In the world of kosher pizza, Amnon, Brooklyn, N.Y., started as a restaurant 40 years ago and began supplying frozen pies two years ago. They stick to plain cheese, no toppings, both because kosher toppings would be too costly at retail, and because, in the opinion of president Sol Levy, people like plain best. Amnon makes a regular frozen, reduced fat and a deep dish pie that Levy demo'd recently at a Foodarama ShopRite in Lakewood, N.J. The deep dish is a 6-inch round deep dish pizza, packed two in a box, $3.49 on special. "Kids love it. They like to get their own little pie," Levy said.

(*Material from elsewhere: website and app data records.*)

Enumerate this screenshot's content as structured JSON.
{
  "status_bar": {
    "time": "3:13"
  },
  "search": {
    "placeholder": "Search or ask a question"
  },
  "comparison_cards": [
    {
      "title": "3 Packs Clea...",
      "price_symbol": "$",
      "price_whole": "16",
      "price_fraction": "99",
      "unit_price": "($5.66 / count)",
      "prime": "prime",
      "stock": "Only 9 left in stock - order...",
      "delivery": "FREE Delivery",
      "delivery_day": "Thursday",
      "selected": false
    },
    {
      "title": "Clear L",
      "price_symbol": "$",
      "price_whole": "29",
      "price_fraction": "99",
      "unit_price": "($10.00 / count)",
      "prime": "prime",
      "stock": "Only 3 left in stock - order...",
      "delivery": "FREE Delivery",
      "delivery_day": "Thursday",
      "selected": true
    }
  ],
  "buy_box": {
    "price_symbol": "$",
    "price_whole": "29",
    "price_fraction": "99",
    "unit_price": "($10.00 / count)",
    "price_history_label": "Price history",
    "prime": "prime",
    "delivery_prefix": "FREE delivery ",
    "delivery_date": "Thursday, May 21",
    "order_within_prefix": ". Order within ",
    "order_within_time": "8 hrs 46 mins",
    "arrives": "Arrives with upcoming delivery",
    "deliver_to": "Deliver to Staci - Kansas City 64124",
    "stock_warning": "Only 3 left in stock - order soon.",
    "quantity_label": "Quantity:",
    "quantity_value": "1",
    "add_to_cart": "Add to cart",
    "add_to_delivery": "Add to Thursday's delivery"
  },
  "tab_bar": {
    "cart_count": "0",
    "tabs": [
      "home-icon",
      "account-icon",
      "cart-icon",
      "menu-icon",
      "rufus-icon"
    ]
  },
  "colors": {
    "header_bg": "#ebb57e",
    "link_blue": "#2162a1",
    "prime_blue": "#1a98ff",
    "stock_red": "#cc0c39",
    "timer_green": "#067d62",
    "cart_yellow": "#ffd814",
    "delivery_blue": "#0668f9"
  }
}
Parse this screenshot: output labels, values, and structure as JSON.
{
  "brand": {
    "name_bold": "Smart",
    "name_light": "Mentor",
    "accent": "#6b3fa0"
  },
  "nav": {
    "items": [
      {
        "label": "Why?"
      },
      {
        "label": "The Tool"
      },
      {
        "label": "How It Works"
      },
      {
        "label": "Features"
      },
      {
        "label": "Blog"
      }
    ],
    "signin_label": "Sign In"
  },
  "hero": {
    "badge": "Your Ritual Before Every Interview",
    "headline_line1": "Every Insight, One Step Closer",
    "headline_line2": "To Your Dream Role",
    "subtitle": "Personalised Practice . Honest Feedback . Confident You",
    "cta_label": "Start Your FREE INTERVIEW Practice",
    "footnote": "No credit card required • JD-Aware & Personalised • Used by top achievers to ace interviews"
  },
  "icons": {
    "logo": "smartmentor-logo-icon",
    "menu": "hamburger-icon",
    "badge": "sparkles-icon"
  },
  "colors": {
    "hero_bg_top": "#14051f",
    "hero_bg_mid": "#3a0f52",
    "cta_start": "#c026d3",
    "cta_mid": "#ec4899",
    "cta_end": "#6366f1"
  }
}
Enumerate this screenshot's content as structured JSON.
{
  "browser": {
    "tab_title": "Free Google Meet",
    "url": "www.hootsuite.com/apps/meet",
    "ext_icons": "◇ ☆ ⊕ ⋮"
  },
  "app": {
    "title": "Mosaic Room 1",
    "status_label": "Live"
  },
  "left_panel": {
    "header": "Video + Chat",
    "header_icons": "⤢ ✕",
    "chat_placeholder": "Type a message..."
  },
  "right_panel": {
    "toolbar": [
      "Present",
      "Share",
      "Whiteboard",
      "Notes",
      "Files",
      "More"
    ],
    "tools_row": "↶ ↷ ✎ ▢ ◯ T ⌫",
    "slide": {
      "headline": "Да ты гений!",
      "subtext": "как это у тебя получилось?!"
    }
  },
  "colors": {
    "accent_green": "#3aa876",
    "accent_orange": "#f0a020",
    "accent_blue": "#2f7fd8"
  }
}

Wolfgang Puck, Yorba Linda, Calif., is the only restaurant crossover to make it onto Information Resources' list of top selling brands, and it is number 24, with sales of $13.1 million for the year ended July 18, 1999. California Pizza Kitchen, Los Angeles, and Kraft have teamed up to deliver several varieties, including Garlic Chicken topping, to customers in test markets. Kraft is putting a lot of money behind the brand, observed Dennis Deiro, western regional sales manager for Wolfgang Puck pizza. "It's tough. We have our loyal customers and we are looking to broaden that base in the year 2000."

He said the company has had a lot of ideas for toppings, including Hawaiian, but they feel that people will take more of a chance at a takeout place. "In frozen, they will venture out on a supreme, but that's about it. They see pineapple on a frozen pizza, they'll run. And we can't give sausage away out here in the West. It's not that people don't eat meat, because pepperoni is up here and DiGiorno has a Meat Trio, but sausage is not a big item in the West."

Deiro said that when he's out with his family, they'll order a pepperoni and pineapple pizza, but focus groups and trade inquiries have taught Wolfgang Puck to shun that combination as a frozen choice. Regular pepperoni and supreme are the leaders in the West, he said, and sausage does pretty well in the Midwest.

Wolfgang Puck frozen pizza is available in most places, he said, and recently made strong gains in Florida through Albertson's and Publix.

Bryan Nichols, category manager for Marsh's Supermarkets, Indianapolis, said flavors like DiGiorno's new smoked mozzarella would be the direction new frozen pizza is going. "I think there is an adult market for some of these types of flavors. DiGiorno and Freschetta are trying to take it out of the norm of what was known as pizza flavoring, and put in some new ones."

Pizza joints had them as far back as the early 1970s, and maybe even earlier. LaManno's Have-A-Pizza, for instance, a restaurant in Miller Place, N.Y., was offering the Hawaiian pizza, with ham and pineapple; the Polish pizza, with kielbasa and onion; and The Islander, with clam and garlic, in 1971 and with some additions or subtractions, still has those types of what one cook there calls "yuppie pizzas."

"Everybody wants artichoke," he said, before hanging up at a busy hour.